He called or emailed authorities from Australia to Spain to ask for the numbers of visa investors in their countries.
First, seeking raw material, he called or emailed authorities from Australia to Spain to ask for the numbers of Chinese and total visa investors in their countries. Documents arrived but weren’t always easy to decipher at first, including some in Latvian. But with help from Larry Fenn, New York-based AP data specialist, he reached a final accounting for each of their programs, which the officials verified.
Next came interviews with about a dozen investors in several cities.
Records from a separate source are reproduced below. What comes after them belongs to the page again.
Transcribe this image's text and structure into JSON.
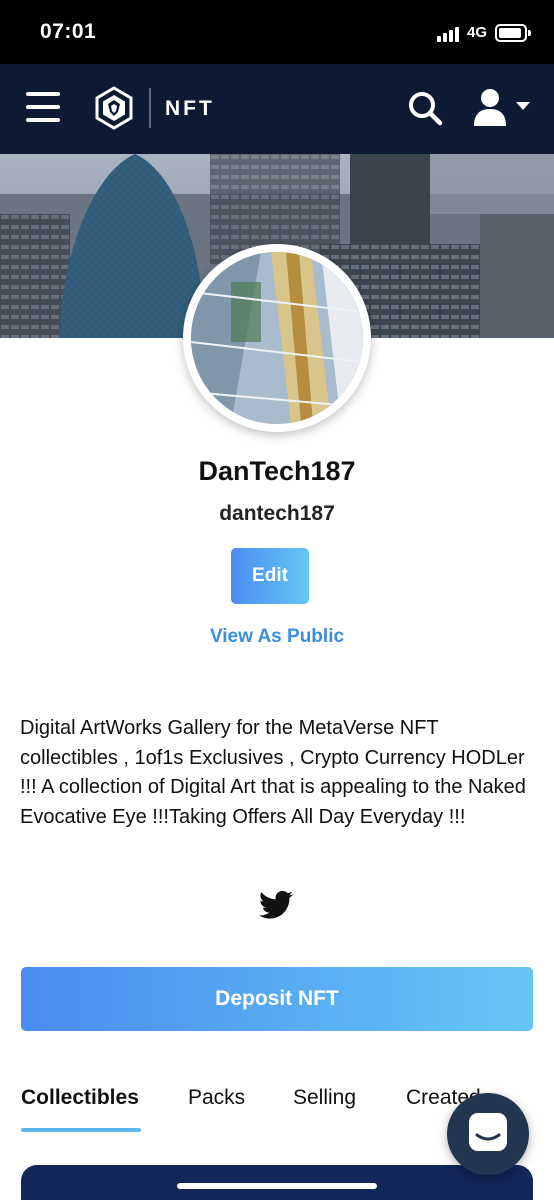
{
  "status_bar": {
    "time": "07:01",
    "network": "4G"
  },
  "nav": {
    "section_label": "NFT",
    "icons": {
      "menu": "hamburger-menu-icon",
      "logo": "crypto-com-lion-logo",
      "search": "search-icon",
      "user": "user-icon",
      "dropdown": "caret-down-icon"
    }
  },
  "profile": {
    "display_name": "DanTech187",
    "username": "dantech187",
    "edit_label": "Edit",
    "view_public_label": "View As Public",
    "bio": "Digital ArtWorks Gallery for the MetaVerse NFT collectibles , 1of1s Exclusives , Crypto Currency HODLer !!! A collection of Digital Art that is appealing to the Naked Evocative Eye !!!Taking Offers All Day Everyday !!!",
    "social_icon": "twitter-icon"
  },
  "actions": {
    "deposit_label": "Deposit NFT"
  },
  "tabs": [
    {
      "label": "Collectibles",
      "active": true
    },
    {
      "label": "Packs",
      "active": false
    },
    {
      "label": "Selling",
      "active": false
    },
    {
      "label": "Created",
      "active": false
    }
  ],
  "chat": {
    "icon": "chat-support-icon"
  },
  "colors": {
    "nav_bg": "#0c1a33",
    "accent_start": "#4a8cf0",
    "accent_end": "#66c6f5",
    "link": "#3b8de0",
    "tab_underline": "#5cb7ee",
    "card_bg": "#12265a",
    "chat_bg": "#22374f"
  }
}
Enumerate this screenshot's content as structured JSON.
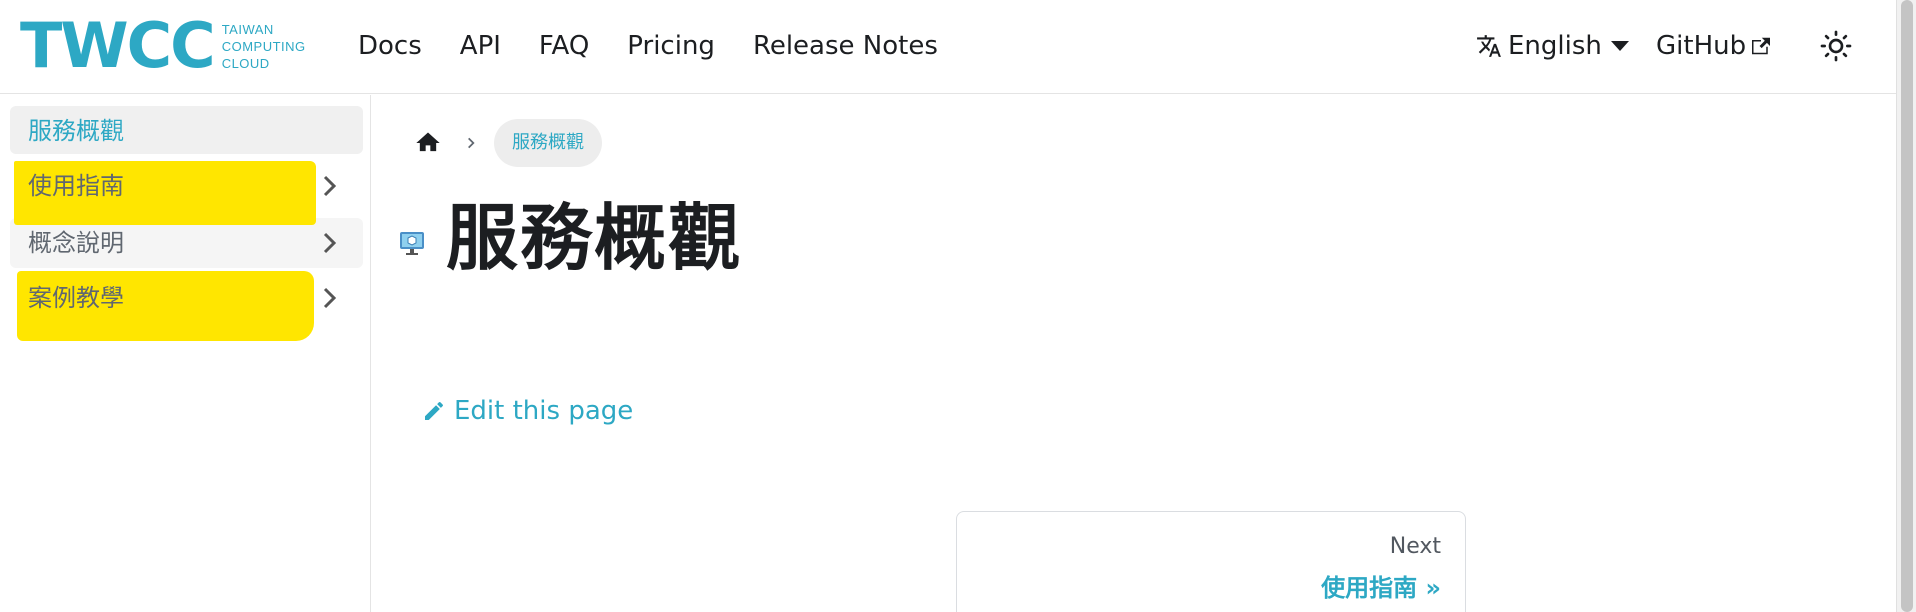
{
  "brand": {
    "mark": "TWCC",
    "line1": "TAIWAN",
    "line2": "COMPUTING",
    "line3": "CLOUD",
    "color": "#2da8c4"
  },
  "nav": {
    "links": [
      "Docs",
      "API",
      "FAQ",
      "Pricing",
      "Release Notes"
    ],
    "language": "English",
    "github": "GitHub",
    "icons": [
      "translate-icon",
      "caret-down-icon",
      "external-link-icon",
      "sun-icon"
    ]
  },
  "sidebar": {
    "items": [
      {
        "label": "服務概觀",
        "active": true
      },
      {
        "label": "使用指南",
        "active": false,
        "highlighted": true
      },
      {
        "label": "概念說明",
        "active": false
      },
      {
        "label": "案例教學",
        "active": false,
        "highlighted": true
      }
    ],
    "highlight_color": "#ffe600"
  },
  "main": {
    "breadcrumb": {
      "current": "服務概觀"
    },
    "title": "服務概觀",
    "edit_label": "Edit this page",
    "pager": {
      "sublabel": "Next",
      "label": "使用指南 »"
    }
  }
}
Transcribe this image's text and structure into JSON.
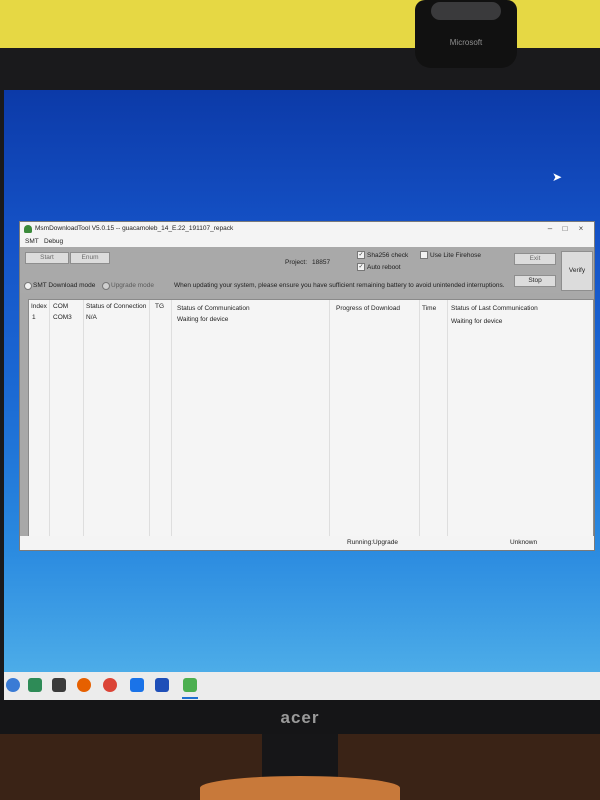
{
  "physical": {
    "webcam_brand": "Microsoft",
    "monitor_brand": "acer"
  },
  "window": {
    "title": "MsmDownloadTool V5.0.15 -- guacamoleb_14_E.22_191107_repack",
    "controls": {
      "minimize": "–",
      "maximize": "□",
      "close": "×"
    }
  },
  "menu": [
    "SMT",
    "Debug"
  ],
  "toolbar": {
    "start_label": "Start",
    "enum_label": "Enum",
    "project_label": "Project:",
    "project_value": "18857",
    "sha256_label": "Sha256 check",
    "sha256_checked": true,
    "auto_reboot_label": "Auto reboot",
    "auto_reboot_checked": true,
    "lite_firehose_label": "Use Lite Firehose",
    "lite_firehose_checked": false,
    "exit_label": "Exit",
    "stop_label": "Stop",
    "verify_label": "Verify",
    "smt_mode_label": "SMT Download mode",
    "upgrade_mode_label": "Upgrade mode",
    "warning": "When updating your system, please ensure you have sufficient remaining battery to avoid unintended interruptions."
  },
  "table": {
    "headers": [
      "Index",
      "COM",
      "Status of Connection",
      "TG",
      "Status of Communication",
      "Progress of Download",
      "Time",
      "Status of Last Communication"
    ],
    "rows": [
      {
        "index": "1",
        "com": "COM3",
        "connection": "N/A",
        "tg": "",
        "communication": "Waiting for device",
        "progress": "",
        "time": "",
        "last_communication": "Waiting for device"
      }
    ]
  },
  "status": {
    "mode": "Running:Upgrade",
    "state": "Unknown"
  },
  "taskbar": {
    "icons": [
      "windows-start-icon",
      "file-explorer-icon",
      "mail-icon",
      "firefox-icon",
      "chrome-icon",
      "app-icon",
      "save-icon",
      "download-tool-icon"
    ]
  },
  "colors": {
    "desktop_top": "#0c3aa8",
    "desktop_bottom": "#54b4ea",
    "window_body": "#a8a8a8",
    "table_bg": "#f5f5f5"
  }
}
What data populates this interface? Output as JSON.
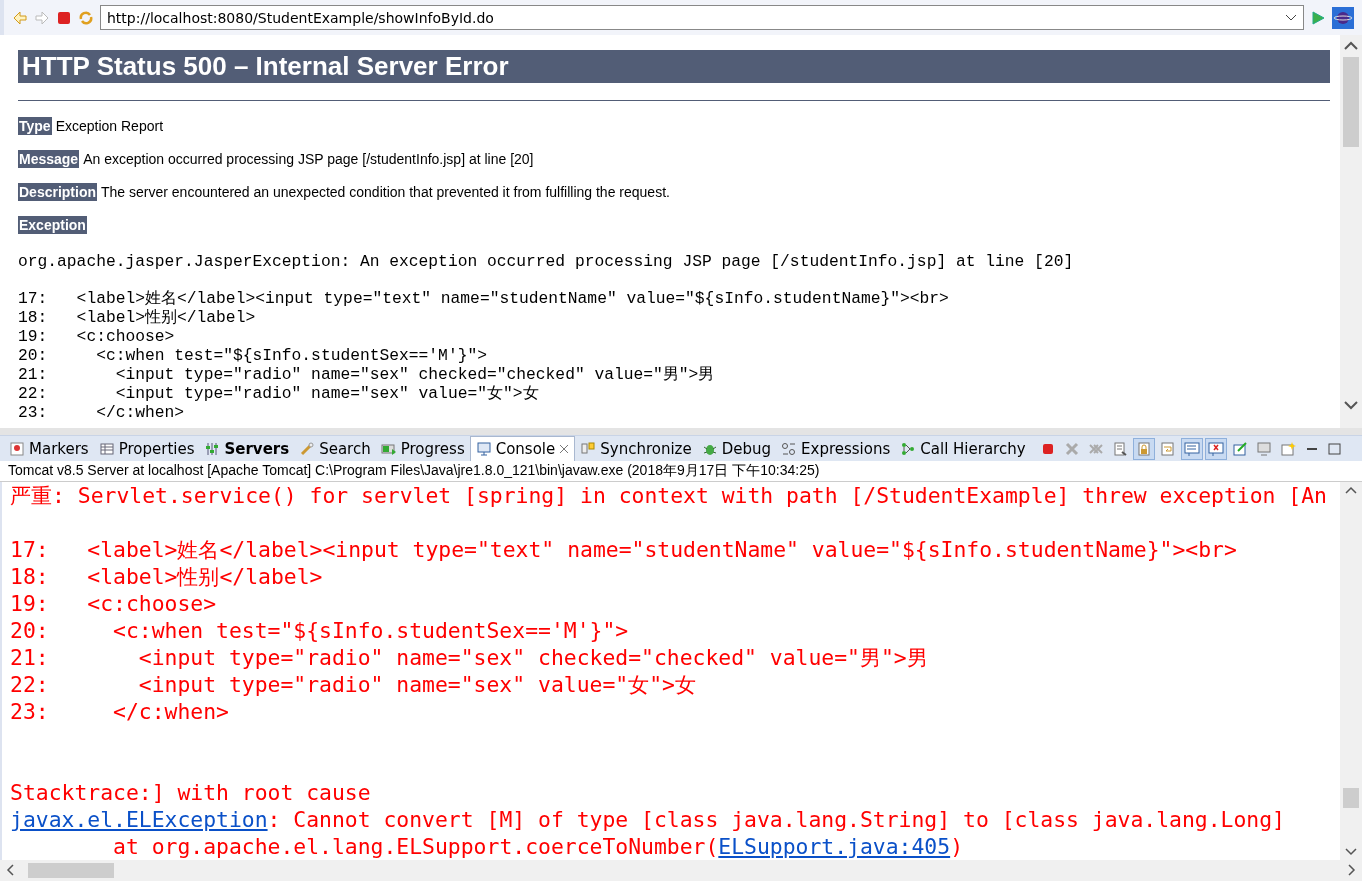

Here Merchant, who does not speak Chinese, got help from AP researchers Yu Bing, Fu Ting and Liu Zheng, who asked his questions, transcribed interviews and went back for follow-ups.
The investors spoke of their worries about rising housing costs and smog, and their desire for an alternative to China’s pressure-filled schooling for their children. For one woman, getting a prized "green card" would be a pathway for a less stressful education for her 9-year-old son, who “has a lot of homework to do every day, but I don't think he has learned a lot from school."
A professor in Beijing explained: "Middle-class investors' choosing to leave shows that their confidence in their future, their dreams and the regime in China is fading."
The story, which won wide play and topped AP Mobile, got a boost from news that the sister of Jared Kushner, President Donald Trump’s son-in-law, promoted the U.S. EB-5 program to Beijing investors for a New Jersey building project.
Merchant said Wong shepherded the golden visa story from start to finish. “After I left China in February, there was hardly a day that Gill wasn’t emailing me (often during my work day and in the middle of the night for her), adding great context to the story, or mobilizing resources there to do interviews or attend events.”
For untangling a dense web of bureaucratic data to reveal an important story about economics and culture, Merchant and Wong share this week’s $500 prize.